Hiring a new employee can feel like a big step for a business owner. One of the fundamental documents that facilitates your relationship with your employee is the Contract of Employment. Understanding the ins and outs of this document is important to ensure compliance with employment laws.
What does a Contract of Employment do?
A Contract of Employment is an agreement that spells out the conditions, rights and obligations an employee has at work. These can also be called the ‘terms’. You and your employees will need to adhere to these terms until they leave their employment, are dismissed, or the terms change (after an agreement with you and your employee).
Are Contracts of Employment a legal requirement?
Yes. It’s a legal requirement to provide a ‘written statement of employment particulars’ to all new employees (and workers). Technically, the written statement is comprised of two elements – the ‘principal statement’ and the ‘wider written statement’.
The principal statement is required to be issued on the first day of employment, whilst the employer has two months to produce the wider written statement. In practice, many employees combine both statements as part of a written Contract of Employment and simply issue this on or before the first day; that way, both legal obligations are met in one document at the same time.
How does a Contract of Employment protect you?
A Contract of Employment is important for both parties involved as it establishes the conditions of employment into a legally binding document.
Your new employee must have a clear understanding of what the contract terms are. They should be encouraged to query anything they aren’t sure of so there are no misunderstandings.
The contract is there to protect both parties if any disagreements were to happen between the company and the employee. It’s vital to ensure that all contracts outline clearly what’s expected of your employees. If there is a disagreement, a Contract of Employment can be used as a reference point to uphold the relevant rights.
How are Contracts of Employment established?
Contracts of Employment are established when the contract is issued and signed by both parties. This forms a legally binding agreement between the employer and the employee. The terms offered in the job offer letter become the starting point for the contract.
Can a Contract of Employment be verbal?
Verbal contracts can lead to misunderstandings and difficulties in proving the terms of the agreement. It's always advisable to have written contracts to meet legal obligations, avoid potential disputes, and provide a clear reference for both parties.
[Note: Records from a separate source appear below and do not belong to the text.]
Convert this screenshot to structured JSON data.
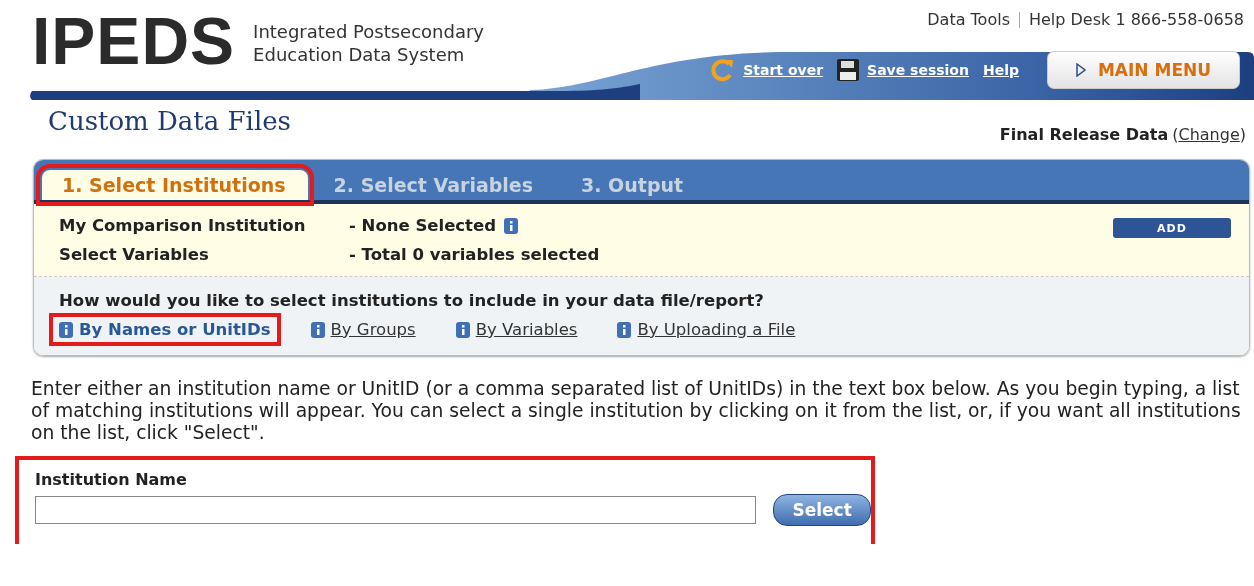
{
  "logo": {
    "wordmark": "IPEDS",
    "subtitle_lines": [
      "Integrated Postsecondary",
      "Education Data System"
    ]
  },
  "top_links": [
    {
      "label": "Data Tools"
    },
    {
      "label": "Help Desk 1 866-558-0658"
    }
  ],
  "toolbar": [
    {
      "kind": "restart",
      "label": "Start over"
    },
    {
      "kind": "save",
      "label": "Save session"
    },
    {
      "kind": "plain",
      "label": "Help"
    }
  ],
  "main_menu": {
    "label": "MAIN MENU"
  },
  "page_title": "Custom Data Files",
  "release": {
    "label": "Final Release Data",
    "open": "(",
    "link": "Change",
    "close": ")"
  },
  "tabs": [
    {
      "label": "1. Select Institutions",
      "selected": true,
      "highlighted": true
    },
    {
      "label": "2. Select Variables",
      "selected": false,
      "highlighted": false
    },
    {
      "label": "3. Output",
      "selected": false,
      "highlighted": false
    }
  ],
  "summary": [
    {
      "label": "My Comparison Institution",
      "value": "- None Selected",
      "info": true
    },
    {
      "label": "Select Variables",
      "value": "- Total 0 variables selected",
      "info": false
    }
  ],
  "add_button": "ADD",
  "method_question": "How would you like to select institutions to include in your data file/report?",
  "methods": [
    {
      "label": "By Names or UnitIDs",
      "selected": true,
      "highlighted": true
    },
    {
      "label": "By Groups",
      "selected": false,
      "highlighted": false
    },
    {
      "label": "By Variables",
      "selected": false,
      "highlighted": false
    },
    {
      "label": "By Uploading a File",
      "selected": false,
      "highlighted": false
    }
  ],
  "instructions": "Enter either an institution name or UnitID (or a comma separated list of UnitIDs) in the text box below. As you begin typing, a list of matching institutions will appear. You can select a single institution by clicking on it from the list, or, if you want all institutions on the list, click \"Select\".",
  "institution_field": {
    "label": "Institution Name",
    "highlighted": true,
    "button": "Select"
  }
}
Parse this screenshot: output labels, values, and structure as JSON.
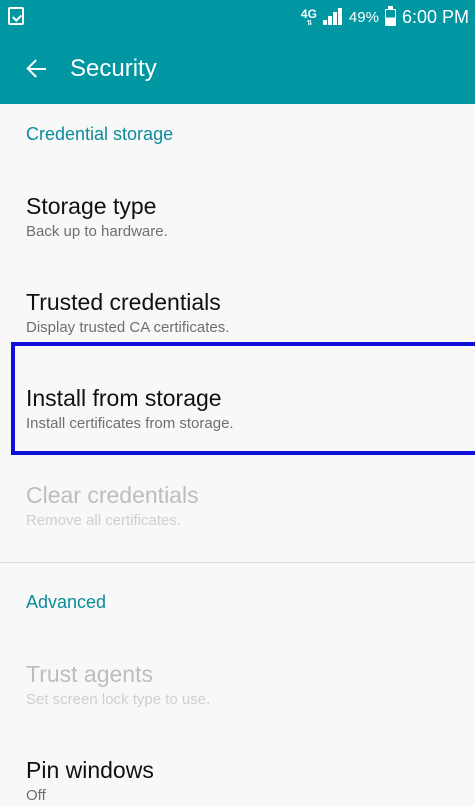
{
  "status_bar": {
    "network": "4G",
    "network_arrows": "⇅",
    "battery_percent": "49%",
    "battery_level": 0.49,
    "time": "6:00 PM"
  },
  "app_bar": {
    "title": "Security"
  },
  "sections": {
    "credential_storage": "Credential storage",
    "advanced": "Advanced"
  },
  "items": {
    "storage_type": {
      "title": "Storage type",
      "subtitle": "Back up to hardware.",
      "enabled": true
    },
    "trusted_credentials": {
      "title": "Trusted credentials",
      "subtitle": "Display trusted CA certificates.",
      "enabled": true
    },
    "install_from_storage": {
      "title": "Install from storage",
      "subtitle": "Install certificates from storage.",
      "enabled": true,
      "highlighted": true
    },
    "clear_credentials": {
      "title": "Clear credentials",
      "subtitle": "Remove all certificates.",
      "enabled": false
    },
    "trust_agents": {
      "title": "Trust agents",
      "subtitle": "Set screen lock type to use.",
      "enabled": false
    },
    "pin_windows": {
      "title": "Pin windows",
      "subtitle": "Off",
      "enabled": true
    }
  },
  "colors": {
    "accent": "#0097a3",
    "section_text": "#0a8d9a",
    "highlight_border": "#1010d8"
  },
  "icons": {
    "status_left": "screenshot-notification-icon",
    "back": "arrow-left-icon",
    "signal": "signal-bars-icon",
    "battery": "battery-icon"
  }
}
What should be included in a Contract of Employment?
Every contract will be different depending on the job role, type of work, length of contract and your business or sector. The contract will need to cover the following as a minimum:
- Parties’ names
- Job title
- Start date
- Paid holiday entitlement
- Length of contract (if fixed-term – see below)
- Probationary period length
- Pay/remuneration details
- Working hours and details of any shift work
- Place of work and any relocation obligations
- Notice details
- Any obligatory training
- Any other benefits (i.e. childcare vouchers, etc.)
They can also include:
- Details of the pension scheme
- Sick pay terms and allowance
- Maternity leave
- Any applicable post-termination restrictions
Can a Contract of Employment be changed?
Employment relationships can evolve because of changing business needs or other circumstances. To accommodate this flexibility, these contracts may include a flexibility clause (also known as a variation clause).
This clause outlines the conditions under which changes can be made to the contract. It's important to note that changes should be communicated and agreed upon by both parties to avoid any disputes or breaches of contract.
How long does a Contract of Employment last?
The duration can vary. Some employees are on permanent contracts, which have no fixed end date. Others might be on fixed-term contracts, which last for a specific period, often covering temporary roles or projects. You can read more about the different types of contracts below.
How often should a Contract of Employment be updated?
The business landscape is ever-changing, and your company's needs might also evolve. While there's no legal requirement to update contracts regularly, it's a good practice to review them periodically, especially when significant changes occur within your business. This could involve changes in roles, responsibilities, compensation structures or other key aspects of employment.
What are the different types of Employment Contracts
Not all contracts are the same. Depending on the type of position you’re looking to fill, you may need to use one of the following types:
Permanent Employment Contract
A Permanent Employment Contract is a contract that offers ongoing employment at an organisation until either terminated by the employee or the employer. A permanent employment contract can be offered as both a full-time or a part-time contract.
Temporary Contracts, also known as Fixed-term Contracts, provide a specific end date or milestone that will result in the end of your employee’s term of employment.
Zero Hours Contract
A Zero Hours Contract, also known as a Casual Contract, is typically created for the completion of one specific piece of work or for a business that requires on-call or casual workers. Employees on this type of contract don’t need to be given regular work. Because of this, they can also refuse to work when requested. Zero Hours Contract employees maintain various statutory rights, including the right to annual leave and National Minimum Wage under employment law.
Get legal assistance from LawBite
Employment Contracts are a cornerstone of the employer-employee relationship. They go beyond mere documentation, serving as a vital tool for compliance with employment law and ensuring a transparent and harmonious working environment.
If you need help deciphering or drawing up a Contract of Employment, LawBite is here to help. Our employment contract lawyers can draft your business robust Employment Contracts that protect your interests or review your existing contracts to ensure they’re compliant with UK laws. To speak to one of our expert employment contract lawyers, book a free 15 minute consultation or call us on 020 3808 8314.